• _Records to use_:
=-=-=-=-=

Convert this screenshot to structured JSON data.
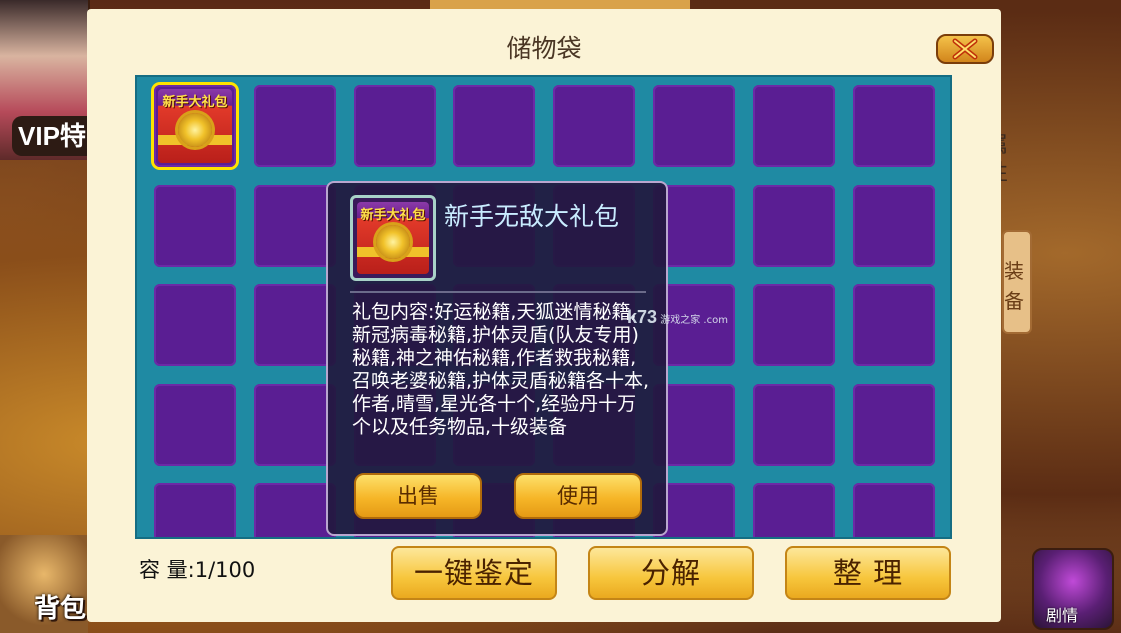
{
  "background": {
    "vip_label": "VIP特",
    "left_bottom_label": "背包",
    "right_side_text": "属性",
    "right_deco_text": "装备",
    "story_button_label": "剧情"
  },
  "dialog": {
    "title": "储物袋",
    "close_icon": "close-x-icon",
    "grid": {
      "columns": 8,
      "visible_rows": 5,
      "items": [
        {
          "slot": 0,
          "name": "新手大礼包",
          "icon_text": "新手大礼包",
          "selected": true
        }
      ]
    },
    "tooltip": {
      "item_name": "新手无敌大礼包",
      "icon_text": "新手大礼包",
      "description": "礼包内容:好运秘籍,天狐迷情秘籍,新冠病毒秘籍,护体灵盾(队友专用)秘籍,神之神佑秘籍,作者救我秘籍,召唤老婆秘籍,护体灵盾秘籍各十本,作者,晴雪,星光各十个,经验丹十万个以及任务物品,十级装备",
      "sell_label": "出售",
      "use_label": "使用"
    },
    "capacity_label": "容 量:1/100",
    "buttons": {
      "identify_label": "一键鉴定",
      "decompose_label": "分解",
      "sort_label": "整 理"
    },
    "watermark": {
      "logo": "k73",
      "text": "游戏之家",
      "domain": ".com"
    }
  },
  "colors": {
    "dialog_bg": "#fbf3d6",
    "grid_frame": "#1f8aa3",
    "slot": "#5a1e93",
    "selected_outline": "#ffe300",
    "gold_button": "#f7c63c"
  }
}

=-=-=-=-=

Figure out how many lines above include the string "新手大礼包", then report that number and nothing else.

3